Does behaviour make a difference on divorce?
My husband had affairs, was violent, spent all our money. I will therefore be compensated and get more money in the divorce, won’t I?’ Probably not. There are two kinds of conduct, ‘personal’, that upsets one party, such as meanness, cruelty and laziness, and ‘financial’, when one party spends huge amounts of money in a way that is difficult to quantify, (unlike houses and cars) and is now ‘gone’. Personal misconduct is common but rarely taken into account, unless it is severe (like a shooting or stabbing of the spouse or sexual abuse of a child). In these cases, the perpetrator is likely to be punished financially.
Examples of financial misconduct would be monies spent gambling, on drugs, excess alcohol or prostitutes. In cases of financial misconduct, the court has the ability to “add back” the money spent as if the money were still available for division. In situations where one party secretly squirrels money away out of greed, and with the sole intention of depriving the other, then this money may be added back. However, gambling, drug or alcohol consumption, if consumed as part of an addiction, probably will not be, as it will usually be considered an illness rather than an intention to deprive.
In one recent case a husband spent £500,000 on cocaine and prostitutes. The Judge refused to ‘add back’ saying she had married him so must ‘take him as she found him’. The behaviour in this case reminds me of the George Best quote: ‘Half my money I spent on women and booze. The rest I wasted’.

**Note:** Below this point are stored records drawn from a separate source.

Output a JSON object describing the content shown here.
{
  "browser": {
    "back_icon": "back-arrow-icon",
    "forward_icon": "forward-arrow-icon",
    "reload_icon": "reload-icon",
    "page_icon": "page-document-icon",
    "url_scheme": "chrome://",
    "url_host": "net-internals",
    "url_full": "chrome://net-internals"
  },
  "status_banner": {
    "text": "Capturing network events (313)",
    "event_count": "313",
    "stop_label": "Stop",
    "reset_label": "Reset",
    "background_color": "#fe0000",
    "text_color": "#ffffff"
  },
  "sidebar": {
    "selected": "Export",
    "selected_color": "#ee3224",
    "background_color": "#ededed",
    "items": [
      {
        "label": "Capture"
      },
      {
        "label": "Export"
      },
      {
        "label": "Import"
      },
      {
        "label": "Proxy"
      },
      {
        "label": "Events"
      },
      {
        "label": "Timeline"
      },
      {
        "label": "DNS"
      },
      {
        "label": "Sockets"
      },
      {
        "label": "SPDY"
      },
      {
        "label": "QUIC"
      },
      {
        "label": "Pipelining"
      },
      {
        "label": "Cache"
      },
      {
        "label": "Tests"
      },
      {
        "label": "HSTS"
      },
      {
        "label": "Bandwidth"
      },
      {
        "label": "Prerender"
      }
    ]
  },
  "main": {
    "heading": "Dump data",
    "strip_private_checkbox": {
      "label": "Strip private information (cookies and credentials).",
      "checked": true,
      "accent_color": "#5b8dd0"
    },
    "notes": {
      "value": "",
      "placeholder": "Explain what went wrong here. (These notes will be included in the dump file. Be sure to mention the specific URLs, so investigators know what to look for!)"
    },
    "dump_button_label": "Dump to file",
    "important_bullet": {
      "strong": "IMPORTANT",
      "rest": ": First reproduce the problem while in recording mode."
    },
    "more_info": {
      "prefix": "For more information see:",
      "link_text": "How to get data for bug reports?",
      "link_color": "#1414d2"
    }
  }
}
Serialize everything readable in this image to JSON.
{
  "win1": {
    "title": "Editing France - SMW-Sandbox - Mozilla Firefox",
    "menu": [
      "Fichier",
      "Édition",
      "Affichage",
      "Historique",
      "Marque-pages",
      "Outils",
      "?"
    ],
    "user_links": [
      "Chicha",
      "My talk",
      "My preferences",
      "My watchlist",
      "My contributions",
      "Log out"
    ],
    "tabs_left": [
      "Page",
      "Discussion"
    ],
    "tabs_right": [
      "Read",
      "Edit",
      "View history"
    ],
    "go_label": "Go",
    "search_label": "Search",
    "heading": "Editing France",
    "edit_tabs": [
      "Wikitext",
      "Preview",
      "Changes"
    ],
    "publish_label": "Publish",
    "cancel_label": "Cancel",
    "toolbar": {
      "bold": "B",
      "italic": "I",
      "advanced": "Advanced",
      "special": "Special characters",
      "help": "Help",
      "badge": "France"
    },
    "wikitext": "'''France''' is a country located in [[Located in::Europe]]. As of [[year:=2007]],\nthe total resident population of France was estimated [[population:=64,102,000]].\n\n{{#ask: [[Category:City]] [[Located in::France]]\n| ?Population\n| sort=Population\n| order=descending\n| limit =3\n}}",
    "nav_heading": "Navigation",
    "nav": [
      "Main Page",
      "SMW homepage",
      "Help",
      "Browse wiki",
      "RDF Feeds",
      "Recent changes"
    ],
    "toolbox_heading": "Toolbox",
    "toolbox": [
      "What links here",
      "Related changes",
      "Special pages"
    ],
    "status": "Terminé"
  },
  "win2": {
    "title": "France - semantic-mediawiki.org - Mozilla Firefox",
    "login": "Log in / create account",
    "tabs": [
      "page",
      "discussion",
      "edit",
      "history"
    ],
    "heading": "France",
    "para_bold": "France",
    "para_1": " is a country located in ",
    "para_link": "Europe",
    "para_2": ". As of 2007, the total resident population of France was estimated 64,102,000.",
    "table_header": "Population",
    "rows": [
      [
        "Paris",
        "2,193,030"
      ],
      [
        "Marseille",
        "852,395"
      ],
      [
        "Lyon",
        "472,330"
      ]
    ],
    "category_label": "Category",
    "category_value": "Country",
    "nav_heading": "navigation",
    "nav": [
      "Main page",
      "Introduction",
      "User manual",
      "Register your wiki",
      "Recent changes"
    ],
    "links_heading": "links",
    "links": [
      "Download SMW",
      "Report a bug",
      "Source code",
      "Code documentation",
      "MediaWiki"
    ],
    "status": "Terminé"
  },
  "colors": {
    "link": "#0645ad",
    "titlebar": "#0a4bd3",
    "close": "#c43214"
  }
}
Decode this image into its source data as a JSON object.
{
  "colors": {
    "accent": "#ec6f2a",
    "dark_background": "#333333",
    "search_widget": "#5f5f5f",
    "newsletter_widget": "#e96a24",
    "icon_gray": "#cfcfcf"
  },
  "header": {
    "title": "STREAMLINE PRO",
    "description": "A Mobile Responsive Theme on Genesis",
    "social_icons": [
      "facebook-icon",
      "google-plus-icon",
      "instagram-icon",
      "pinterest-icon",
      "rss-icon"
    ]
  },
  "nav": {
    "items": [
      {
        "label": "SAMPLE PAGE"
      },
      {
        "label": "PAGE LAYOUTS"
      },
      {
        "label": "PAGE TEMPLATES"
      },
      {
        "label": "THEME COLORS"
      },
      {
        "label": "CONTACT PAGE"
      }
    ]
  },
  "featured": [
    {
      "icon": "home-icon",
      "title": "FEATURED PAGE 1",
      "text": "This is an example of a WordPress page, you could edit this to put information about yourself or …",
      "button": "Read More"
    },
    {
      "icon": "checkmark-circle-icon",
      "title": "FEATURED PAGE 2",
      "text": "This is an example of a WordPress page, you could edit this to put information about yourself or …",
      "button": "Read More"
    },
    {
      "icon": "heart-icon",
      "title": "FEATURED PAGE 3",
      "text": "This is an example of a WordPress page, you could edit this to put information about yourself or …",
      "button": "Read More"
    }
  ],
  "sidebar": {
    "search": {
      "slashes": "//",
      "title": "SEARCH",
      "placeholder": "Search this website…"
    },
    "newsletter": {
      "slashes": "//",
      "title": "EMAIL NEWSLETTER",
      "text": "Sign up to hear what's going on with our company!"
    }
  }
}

It is important that people understand that in most cases misconduct, whether personal or financial will not affect the financial outcome. Do not presume, and always obtain, good legal advice to avoid throwing good money after bad.